This will help in the following technique.
Relaxation -- Simple meditation is a good way to relax while getting ready to use an induction technique. There are many ways you can do this. One example is to observe your thought process. Let your thoughts arise and go. Picture it on a white cloud as it goes overhead and passes out of sight where another cloud appears. It is suggested that you do this for 5 to 10 minutes. Another way could be to clear your mind of everything and focus on your surrounding. Find the relaxation technique that is most comfortable to you.
Mnemonic Induction of Lucid Dreams (MILD)
Created by: Dr. Stephen LaBerge, Ph.D
This technique is quite effective and had has helped many people step over the threshold from physical to dreaming.
1. Find a position that works for you and that you can easily and comfortably fall asleep.
2. Relax (Refer to the Relaxation section above this)
3. Repeat to yourself as you fall asleep: "I will wake up after every dream period and I will remember my dream" Believe that you will wake up after each dream (the first time I tried this it has worked moderately well; another way you could do this is set your alarm. Practice makes perfect). Eventually waking up after each dream should become automatic.
4. When you wake up write down your dream immediately. Even if you can barely remember anything, write down how the dream made you feel, or how you felt when you woke up.
5. Lie down and drift back to sleep. Imagine that you are back in the dream that you just had. This time, however, imagine that you saw a dreamsign in your dream and recognized it. As you fall asleep keep visualizing yourself in your dream, recognizing your dreamsign, and realizing that you are in a dream. Try not to let your mind wonder.
6. Repeat steps 4 and 5 every time that you awaken during the night.
If all goes well, the above will launch you into your own lucid adventure. For more information refer to Laberge's book "Exploring the World of Lucid Dreaming."
Small MILD FAQ Ė
These are some questions about MILD that may help.

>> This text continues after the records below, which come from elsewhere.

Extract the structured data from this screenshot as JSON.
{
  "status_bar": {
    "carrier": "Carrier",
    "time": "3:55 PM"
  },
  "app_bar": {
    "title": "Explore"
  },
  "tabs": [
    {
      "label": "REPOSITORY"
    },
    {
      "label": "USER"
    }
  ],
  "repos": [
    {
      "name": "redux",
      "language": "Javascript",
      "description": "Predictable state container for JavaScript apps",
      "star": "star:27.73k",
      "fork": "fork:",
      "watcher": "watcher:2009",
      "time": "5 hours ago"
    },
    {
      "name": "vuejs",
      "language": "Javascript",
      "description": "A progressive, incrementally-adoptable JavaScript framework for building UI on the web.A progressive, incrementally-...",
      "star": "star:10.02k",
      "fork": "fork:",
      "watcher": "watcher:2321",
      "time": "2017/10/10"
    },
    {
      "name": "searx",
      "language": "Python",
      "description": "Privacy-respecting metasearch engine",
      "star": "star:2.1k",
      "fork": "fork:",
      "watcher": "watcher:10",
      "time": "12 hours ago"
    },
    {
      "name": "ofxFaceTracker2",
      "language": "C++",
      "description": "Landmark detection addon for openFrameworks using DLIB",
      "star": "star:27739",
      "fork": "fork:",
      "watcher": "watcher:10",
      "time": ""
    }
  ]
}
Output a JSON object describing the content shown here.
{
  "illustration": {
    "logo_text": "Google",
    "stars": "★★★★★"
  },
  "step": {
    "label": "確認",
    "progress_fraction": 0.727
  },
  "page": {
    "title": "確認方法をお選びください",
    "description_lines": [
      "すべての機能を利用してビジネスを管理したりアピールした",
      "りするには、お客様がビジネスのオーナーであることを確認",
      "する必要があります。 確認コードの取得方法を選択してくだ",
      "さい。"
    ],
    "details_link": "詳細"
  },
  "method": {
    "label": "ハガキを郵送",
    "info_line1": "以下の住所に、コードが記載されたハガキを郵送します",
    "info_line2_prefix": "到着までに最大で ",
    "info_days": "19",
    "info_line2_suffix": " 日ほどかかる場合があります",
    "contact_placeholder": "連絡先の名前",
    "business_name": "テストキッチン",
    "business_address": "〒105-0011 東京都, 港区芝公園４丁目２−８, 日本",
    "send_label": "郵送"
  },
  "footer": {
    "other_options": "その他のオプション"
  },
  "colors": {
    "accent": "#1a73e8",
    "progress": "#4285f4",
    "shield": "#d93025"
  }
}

This information is only one of many possible options for correcting issues encountered during the MILD technique.
Q: What should I do before going to bed?
A: There are many things that can affect your dreams and the way you enter them. I would say the only important thing is comfort. Have a content stomach and a empty bladder. Those these are not essential they will aid in concentration. Also you will wake up hopefully the same way you went to bed.
Q: I didnít wake up after my dream period! Whatís wrong?
A: Though in most cases you should wake up, sleeping all the way until morning is not abnormal. You could be new to the technique, too tired or it's just a fluke. I suggest starting with an alarm if the first few nights aren't productive.
Q: I wake up but fall asleep before getting to write in my dream journal
. What can I do to prevent this?
A: Iíve experience a lot of this myself and so far Iíve failed to get myself up when Iím extremely tired. There are ways to help you such as having a light next to your bed to minimize movements and having your dream journal prepared in advance. Be sure to only write key words for recalling the dream in the morning. Also try not to wake up too much during this so returning to sleep is easy. Motivation is key.
Q: I have an itch but Iím just getting into it! Should I scratch it?
A: Scratch away. Just donít think about it and return where you left off. You will be back in business in no time.
Final advice: Make sure that your mind set is set on having that lucid dream right before you go to sleep! Donít let your mind wander.
Good luck and Have fun!